We spoke with the Save Our Seas Foundation CEO Michael Scholl about where his passion for sharks began and what drives it.
How did sharks become an important part of your life?
I grew up in Switzerland, and although it’s a landlocked country, I have always been drawn to the ocean. There was a natural history museum my mom would take us to a couple of times a year. Incidentally, the centrepiece of that museum is the largest stuffed great white shark in the world. It’s a six-metre long animal that was caught in the 1950s just off the coast of France. I remember walking straight past the dinosaurs and stuffed animals and standing in front of this thing and just dreaming. That shark was so huge and for me, magical.
When did you first see a shark outside of an aquarium?
I was in the Florida Keys and I went on a snorkelling trip on one of those tourist boats with 30 other people. I was the first one in the water and as I jumped in, I looked down and there was a nurse shark swimming 10 metres below me. I’ll never forget it.
How did you end up studying sharks in South Africa?
I started my studies in biology in Switzerland and then went to the University of Aberdeen to complete a marine component. I got my first field experience with sharks at the Sharklab in Bimini (the Bahamas) where I was a volunteer research assistant.

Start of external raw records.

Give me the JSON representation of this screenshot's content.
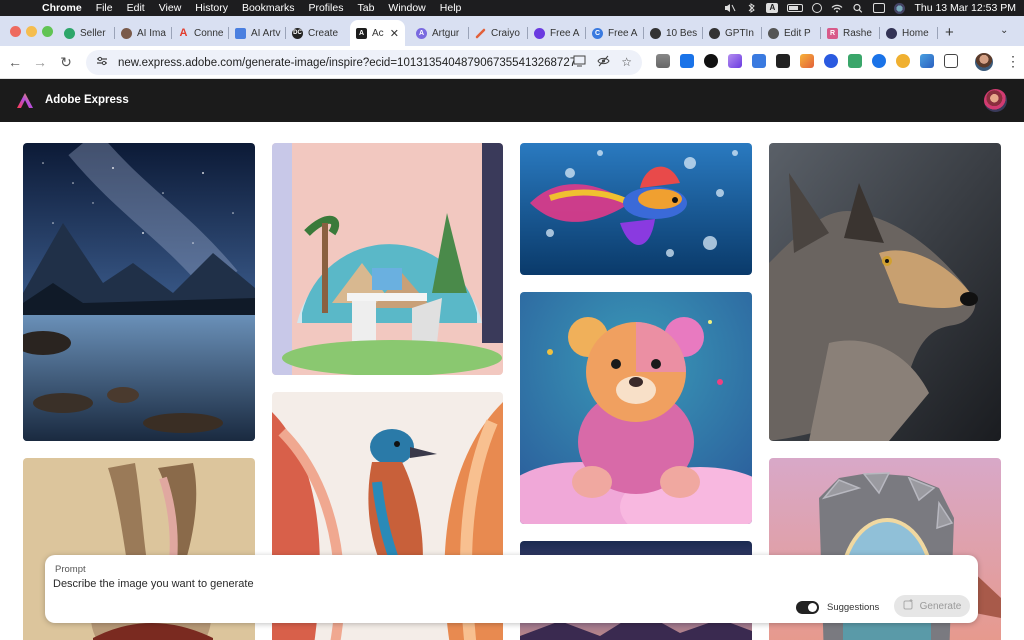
{
  "menubar": {
    "app": "Chrome",
    "items": [
      "File",
      "Edit",
      "View",
      "History",
      "Bookmarks",
      "Profiles",
      "Tab",
      "Window",
      "Help"
    ],
    "clock": "Thu 13 Mar  12:53 PM",
    "input_indicator": "A"
  },
  "tabs": [
    {
      "label": "Seller",
      "fav_color": "#2da66a",
      "fav_glyph": "S"
    },
    {
      "label": "AI Ima",
      "fav_color": "#7a5a4a",
      "fav_glyph": ""
    },
    {
      "label": "Conne",
      "fav_color": "#e23c2c",
      "fav_glyph": "A"
    },
    {
      "label": "AI Artv",
      "fav_color": "#4a7fe0",
      "fav_glyph": ""
    },
    {
      "label": "Create",
      "fav_color": "#222222",
      "fav_glyph": "DC"
    },
    {
      "label": "Ac",
      "fav_color": "#1d1d1d",
      "fav_glyph": "A"
    },
    {
      "label": "Artgur",
      "fav_color": "#7a6ae0",
      "fav_glyph": "A"
    },
    {
      "label": "Craiyo",
      "fav_color": "#e2603a",
      "fav_glyph": ""
    },
    {
      "label": "Free A",
      "fav_color": "#6a3ae0",
      "fav_glyph": ""
    },
    {
      "label": "Free A",
      "fav_color": "#3a7ae0",
      "fav_glyph": "C"
    },
    {
      "label": "10 Bes",
      "fav_color": "#333333",
      "fav_glyph": ""
    },
    {
      "label": "GPTIn",
      "fav_color": "#333333",
      "fav_glyph": ""
    },
    {
      "label": "Edit P",
      "fav_color": "#555555",
      "fav_glyph": ""
    },
    {
      "label": "Rashe",
      "fav_color": "#d85a8a",
      "fav_glyph": "R"
    },
    {
      "label": "Home",
      "fav_color": "#333355",
      "fav_glyph": ""
    }
  ],
  "active_tab_close": "✕",
  "new_tab": "+",
  "toolbar": {
    "url": "new.express.adobe.com/generate-image/inspire?ecid=10131354048790673554132687277921..."
  },
  "app": {
    "name": "Adobe Express"
  },
  "prompt": {
    "label": "Prompt",
    "placeholder": "Describe the image you want to generate",
    "suggestions_label": "Suggestions",
    "suggestions_on": true,
    "generate_label": "Generate"
  },
  "colors": {
    "app_header": "#1b1b1b",
    "tabstrip": "#d9e0f2",
    "generate_disabled": "#e6e6e6"
  },
  "gallery": [
    {
      "subject": "starry-night-mountain-lake"
    },
    {
      "subject": "paper-art-office-desk"
    },
    {
      "subject": "colorful-betta-fish"
    },
    {
      "subject": "gray-wolf-portrait"
    },
    {
      "subject": "rainbow-teddy-bear"
    },
    {
      "subject": "feathered-bird-illustration"
    },
    {
      "subject": "hare-portrait"
    },
    {
      "subject": "mountain-sunset"
    },
    {
      "subject": "broken-mirror-frame"
    }
  ]
}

After this I returned to Switzerland. At the time, there was very little interest in sharks in the country. That meant that even though my experience was limited I was kind of a shark specialist in Switzerland. One day, in 1996, somebody called me up and said they were organising a Shark expedition to South Africa for Swiss people. They asked if I’d be interested in coming along to act as
a translator and shark guide.
The trips never materialised, but I did go down to South Africa for an exploratory trip. I quickly realised there was no one, to my knowledge, doing research on white sharks at the time. Here was a place with a massive population of great whites and no one was studying them! I returned to South Africa six months later and ended up staying for almost 10 years.